In 1909, American architect and cartographer Bernerd J.S. Cahill published An Account Of A New Land Map Of The World (and at The Internet Archive), in which he described a novel way of projecting a map. [more inside]
Polyhedra and the Media - On the new polyhedra of Schein and Gayed, and mathematical journalism.
Beaded Polyhedra ❂ More beadwork (mathematical and otherwise) by Gwen Fisher ❂ Still more beadwork galleries at beAdinfinitum ❂ Three-dimensional finite point groups and the symmetry of beaded beads [pdf - some algebra, but lots of illustrations]
Let's say you're me and you're in math class, and you're supposed to be learning about factoring. Trouble is, your teacher is too busy trying to convince you that factoring is a useful skill for the average person to know with real-world applications ranging from passing your state exams all the way to getting a higher SAT score and unfortunately does not have the time to show you why factoring is actually interesting. It's perfectly reasonable for you to get bored in this situation. So like any reasonable person, you start doodling.[more inside]

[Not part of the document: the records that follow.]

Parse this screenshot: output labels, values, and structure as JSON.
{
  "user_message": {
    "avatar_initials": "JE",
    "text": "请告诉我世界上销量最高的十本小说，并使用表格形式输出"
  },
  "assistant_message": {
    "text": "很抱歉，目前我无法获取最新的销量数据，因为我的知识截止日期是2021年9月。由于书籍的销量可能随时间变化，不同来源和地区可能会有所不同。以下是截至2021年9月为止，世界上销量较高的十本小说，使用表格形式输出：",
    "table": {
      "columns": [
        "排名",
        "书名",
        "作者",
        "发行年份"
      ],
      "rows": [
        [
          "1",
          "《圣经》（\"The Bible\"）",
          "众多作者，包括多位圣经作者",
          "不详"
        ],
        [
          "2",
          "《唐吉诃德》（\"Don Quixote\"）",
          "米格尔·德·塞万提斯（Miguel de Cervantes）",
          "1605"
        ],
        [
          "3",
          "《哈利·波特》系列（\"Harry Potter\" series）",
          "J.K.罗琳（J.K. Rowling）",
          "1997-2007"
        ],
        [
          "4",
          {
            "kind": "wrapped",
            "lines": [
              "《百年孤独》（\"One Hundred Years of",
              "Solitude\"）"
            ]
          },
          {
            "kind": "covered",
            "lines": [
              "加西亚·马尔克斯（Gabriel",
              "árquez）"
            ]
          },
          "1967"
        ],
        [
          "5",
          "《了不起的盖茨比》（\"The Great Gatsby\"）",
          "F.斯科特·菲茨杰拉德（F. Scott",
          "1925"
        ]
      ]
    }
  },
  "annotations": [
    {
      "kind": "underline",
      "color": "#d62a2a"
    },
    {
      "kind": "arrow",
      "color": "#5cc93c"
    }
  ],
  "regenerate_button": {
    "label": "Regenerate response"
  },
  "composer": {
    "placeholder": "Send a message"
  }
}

Geometry, Surfaces, Curves, Polyhedra (many of which are beautiful) l Google Earth Fractals l fractals and chaos. [more inside]
Polyhedral Maps is a website that explores unconventional methods of mapping the surface of the earth. The most famous of these unusual maps was Buckminster Fuller’s Dymaxion map, which used the net of an icosahedron. Da Vinci had experimented with this technique in his “Octant” map of 1514, which used Reuleaux triangles as map elements. This process is now being used by photographers and artists in manipulating panoramic images. A good example is Tom Lechner’s The Wild Highways of the Elongated Pentagonal Orthobicupola.
Walter Randelshofer's Pretty Patterns collection (for Rubik's cubes up to 5x5x5) is one of the nicest twisty puzzle sites going. It's based on his CubeTwister software, which you can download (including a lovely OS X standalone). If you really want a treasure trove of twisty polyhedra, check out gelatinBrain's enormous collection of java applets (which unfortunately don't do so well on macs). Are those things even physically possible? Really? Mini bonus: Randelshofer also hosts an archive of fondly-remembered Amiga animations.
Here are some beautifully rendered views of polytopes, and a few more. The rendering program, Jenn 3D, is free and downloadable, (OS X, Linux, Win) and includes some really dazzling fly-about and camera effects as well as tons of high-dimensional models to explore. There's also a mind-boggling possibility of playing Go on boards in projective space. Via the Math Paint blog, which leads to other interesting places...
The Spidron is an interesting geometric construction that seems to lend itself to folding, dissection, and space-filling in two and three dimensions.
Friday Folding Fun! Paper models of polyhedra (most of which I had never heard of before). When finished they look like this. In many cases it's a toss up as to whether they're easier to fold or to pronounce; dodecicosidodecahedrons, anyone? Also: polyhedra info, indexes; and stellated icosahedra by shape and plan.
Prof. George W. Hart, of the Computer Science Department at SUNY Stony Brook, has an enviable web presence. His Encyclopedia of Polyhedra alone is worth the visit, his geometric sculptures make the nerd in me weep at their beauty, and his trilobite recipe looks mighty yummy.